* **Exercise directions**
Retype each line of the listing. Do not alter anything.

* **Records for the task**
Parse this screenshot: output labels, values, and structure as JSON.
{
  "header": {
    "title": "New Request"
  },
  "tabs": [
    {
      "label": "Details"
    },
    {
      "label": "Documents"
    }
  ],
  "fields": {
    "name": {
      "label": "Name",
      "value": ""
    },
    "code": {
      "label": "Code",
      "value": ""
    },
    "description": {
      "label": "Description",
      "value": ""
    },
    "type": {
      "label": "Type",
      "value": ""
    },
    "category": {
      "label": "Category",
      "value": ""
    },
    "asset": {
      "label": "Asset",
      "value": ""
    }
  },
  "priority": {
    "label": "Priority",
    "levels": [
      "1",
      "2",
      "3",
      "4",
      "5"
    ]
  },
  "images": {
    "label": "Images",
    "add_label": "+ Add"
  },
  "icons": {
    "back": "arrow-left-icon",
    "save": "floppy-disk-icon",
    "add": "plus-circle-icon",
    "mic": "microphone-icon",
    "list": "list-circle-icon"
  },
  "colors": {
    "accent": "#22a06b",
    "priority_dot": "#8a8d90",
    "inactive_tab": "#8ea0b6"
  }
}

* **Task solution**
Parse this screenshot: output labels, values, and structure as JSON.
{
  "header": {
    "title": "New Request"
  },
  "tabs": [
    {
      "label": "Details"
    },
    {
      "label": "Documents"
    }
  ],
  "fields": {
    "name": {
      "label": "Name",
      "value": ""
    },
    "code": {
      "label": "Code",
      "value": ""
    },
    "description": {
      "label": "Description",
      "value": ""
    },
    "type": {
      "label": "Type",
      "value": ""
    },
    "category": {
      "label": "Category",
      "value": ""
    },
    "asset": {
      "label": "Asset",
      "value": ""
    }
  },
  "priority": {
    "label": "Priority",
    "levels": [
      "1",
      "2",
      "3",
      "4",
      "5"
    ]
  },
  "images": {
    "label": "Images",
    "add_label": "+ Add"
  },
  "icons": {
    "back": "arrow-left-icon",
    "save": "floppy-disk-icon",
    "add": "plus-circle-icon",
    "mic": "microphone-icon",
    "list": "list-circle-icon"
  },
  "colors": {
    "accent": "#22a06b",
    "priority_dot": "#8a8d90",
    "inactive_tab": "#8ea0b6"
  }
}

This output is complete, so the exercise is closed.